How to Find a Mentor Who’s Right for You
“Every kid needs a mentor. Everybody needs a mentor.” — Donovan Bailey, sprinter
“It’s wonderful to work with someone with mentor status.” — Madeleine Peyroux, jazz singer
Finding a mentor could mean the difference between the savvy and the clueless when it comes to college life. And it’s not always easy to find one that’s willing to work with you. A good mentor dispenses knowledge, advice, and teaches through their collective experiential knowledge. While it’s possible to accidentally stumble onto a life-changing mentor, stack the odds of finding the right sage in your favor. Here’s how:
Mentor: A Definition
The original mentor was one of Homer’s creation. In The Odyssey, when Odysseus leaves to fight the Trojan War, Mentor was trusted to care for the kingdom of Ithaca, as well as teaching the king’s son, Telemachus.
Leaving the land of epic poetry for the land of collegiate life, think of a mentor as an advisor-coach. A mentor is a guide — a trusted counselor.
How to Find a Mentor
On finding a mentor, Baylor University accounting graduate Bradley “Bones” Parker says, “The best advice I’ve ever gotten is to find someone who has a job you want and make them tell you all their secrets.” In business or academics, this is good policy.
- Look around you. Which professor, administrator, or graduate student do you admire the most? If given the option, whose brain would you like to pick? Identify potential mentors in your current environment; you’re more likely to be successful if you don’t have to start from scratch.
- Ask. Think of the best way to access this person to ask if they’re interested in mentoring you. If you know them well, informal proposals are OK. If they’re someone you’re not well-acquainted with, find a more formal way of introducing yourself. Let them know whyyou’ve identified them as a potential mentor. Make no mistake: flattery can get you far.

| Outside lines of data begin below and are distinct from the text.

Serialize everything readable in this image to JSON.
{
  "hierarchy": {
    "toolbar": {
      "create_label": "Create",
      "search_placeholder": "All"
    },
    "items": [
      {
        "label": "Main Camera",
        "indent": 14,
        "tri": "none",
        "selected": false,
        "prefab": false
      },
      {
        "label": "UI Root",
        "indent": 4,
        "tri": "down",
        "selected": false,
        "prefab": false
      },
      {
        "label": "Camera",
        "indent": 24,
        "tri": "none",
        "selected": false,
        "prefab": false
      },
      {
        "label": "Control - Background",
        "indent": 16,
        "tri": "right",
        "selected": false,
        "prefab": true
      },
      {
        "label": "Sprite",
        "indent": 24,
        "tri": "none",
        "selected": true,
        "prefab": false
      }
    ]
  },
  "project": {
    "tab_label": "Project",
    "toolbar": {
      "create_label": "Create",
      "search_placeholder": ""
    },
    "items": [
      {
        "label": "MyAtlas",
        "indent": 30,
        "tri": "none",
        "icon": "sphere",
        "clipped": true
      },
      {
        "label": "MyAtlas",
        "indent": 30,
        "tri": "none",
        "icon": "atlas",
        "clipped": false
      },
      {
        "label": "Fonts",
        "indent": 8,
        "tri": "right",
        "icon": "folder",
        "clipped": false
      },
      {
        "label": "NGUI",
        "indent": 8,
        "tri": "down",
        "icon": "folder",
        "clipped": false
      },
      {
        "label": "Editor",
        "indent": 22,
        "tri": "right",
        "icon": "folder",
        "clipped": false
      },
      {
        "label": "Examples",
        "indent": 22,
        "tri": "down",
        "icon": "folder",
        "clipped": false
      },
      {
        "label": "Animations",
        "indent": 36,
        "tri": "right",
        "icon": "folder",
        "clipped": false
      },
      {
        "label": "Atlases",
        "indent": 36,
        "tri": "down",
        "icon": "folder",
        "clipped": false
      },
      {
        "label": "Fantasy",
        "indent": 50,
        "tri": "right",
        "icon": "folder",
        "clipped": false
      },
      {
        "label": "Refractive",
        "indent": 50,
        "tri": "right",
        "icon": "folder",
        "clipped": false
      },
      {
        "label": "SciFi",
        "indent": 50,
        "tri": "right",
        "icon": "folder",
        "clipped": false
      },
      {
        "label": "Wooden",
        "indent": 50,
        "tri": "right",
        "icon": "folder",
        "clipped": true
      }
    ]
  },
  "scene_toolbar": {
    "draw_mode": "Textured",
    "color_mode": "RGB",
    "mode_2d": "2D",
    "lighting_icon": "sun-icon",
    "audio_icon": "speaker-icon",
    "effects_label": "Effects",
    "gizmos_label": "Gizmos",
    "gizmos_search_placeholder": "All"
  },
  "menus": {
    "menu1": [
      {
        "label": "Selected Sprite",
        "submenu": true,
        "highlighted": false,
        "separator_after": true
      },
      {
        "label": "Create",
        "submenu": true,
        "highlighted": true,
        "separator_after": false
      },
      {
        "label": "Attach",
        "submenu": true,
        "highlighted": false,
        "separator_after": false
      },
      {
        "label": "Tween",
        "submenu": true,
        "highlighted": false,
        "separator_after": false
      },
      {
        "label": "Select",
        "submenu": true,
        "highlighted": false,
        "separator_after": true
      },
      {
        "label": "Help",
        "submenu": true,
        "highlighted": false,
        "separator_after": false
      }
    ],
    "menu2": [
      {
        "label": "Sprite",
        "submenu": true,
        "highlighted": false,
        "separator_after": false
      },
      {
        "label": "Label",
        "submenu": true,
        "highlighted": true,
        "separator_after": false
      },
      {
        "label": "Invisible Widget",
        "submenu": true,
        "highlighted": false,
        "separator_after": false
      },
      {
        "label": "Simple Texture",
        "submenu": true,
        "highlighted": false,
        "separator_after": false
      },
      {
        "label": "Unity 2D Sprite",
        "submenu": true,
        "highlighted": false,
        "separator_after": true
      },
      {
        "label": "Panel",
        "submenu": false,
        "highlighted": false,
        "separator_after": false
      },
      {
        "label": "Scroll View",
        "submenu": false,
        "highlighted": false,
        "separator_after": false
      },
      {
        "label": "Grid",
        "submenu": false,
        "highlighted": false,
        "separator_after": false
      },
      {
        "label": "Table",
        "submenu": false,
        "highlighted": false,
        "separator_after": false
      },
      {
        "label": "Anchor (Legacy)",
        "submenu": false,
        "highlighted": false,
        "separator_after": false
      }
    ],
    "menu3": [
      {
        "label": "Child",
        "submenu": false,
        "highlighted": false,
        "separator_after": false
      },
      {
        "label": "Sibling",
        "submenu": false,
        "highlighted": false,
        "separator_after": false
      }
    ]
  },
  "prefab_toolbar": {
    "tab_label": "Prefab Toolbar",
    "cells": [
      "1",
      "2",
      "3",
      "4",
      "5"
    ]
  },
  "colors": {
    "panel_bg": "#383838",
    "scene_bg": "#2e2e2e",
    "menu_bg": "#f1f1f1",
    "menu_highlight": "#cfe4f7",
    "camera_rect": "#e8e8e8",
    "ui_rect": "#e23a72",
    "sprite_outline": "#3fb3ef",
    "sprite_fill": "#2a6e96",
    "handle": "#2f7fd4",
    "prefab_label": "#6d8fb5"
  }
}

- If that doesn’t work…. Identify the character and career traits you admire in those you hold in high esteem. Seek out people that embody these traits, and those that might be available to you for mentoring. Formally contact likely candidates.
- It’s all about you. When looking for a mentor, there is no set formula. Make sure that you’re asking yourself the right questions. What do you need to get out of the experience? Do you want an academic mentor, or a career mentor? Are you prepared to contribute something meaningful in exchange for mentorship? Knowing what you seek and why is the first step to mentoring success.
Finding a mentor could be as easy as making an appointment with your favorite professor or sending an e-mail to a public figure you respect. Internet mentoring does happen — but my advice is finding a trusted source with which you can have face time. Active listening and verbal communication can often lead to information synthesis at a higher rate (read: Face Time = learn more, faster).
- Don’t be cute. I’ve had several mentors, and I often function as an interim mentor a few younger friends. One of the best pieces of advice I can share is this: Be direct. Ask; don’t dance. Juvenile tactics for garnering attention are off-putting and trite. If you want something, ask for it. Don’t beat around the bush.
A mentor is not your best friend, and you don’t particularly need them to like you. They don’t need to validate your actions; if you’re listening to them, you will consider their advice and make decisions accordingly. Friendly affection and closeness with a mentor should develop organically; there is absolutely no need to manufacture it. Don’t manipulate your way onto someone’s radar screen — it’s preferable and more purpose-driven to be up front about your desire for their counsel.
Who needs a mentor?
Short answer? Everyone. While mentors are not a necessity of life or a guarantee of success, think of it like standing on the shoulders of giants — you are conversing with and learning from those that came before you, for your specific benefit. And this giant is one that’s altruistic, and actually cares about your process, direction, and ultimate success.
HerCampus: How to Find a Mentor in College
Forbes: How To Find A Mentor
IMDiversity: How to Find A Mentor
The Toilet Paper Entrepreneur: 44 Ways to Find A Mentor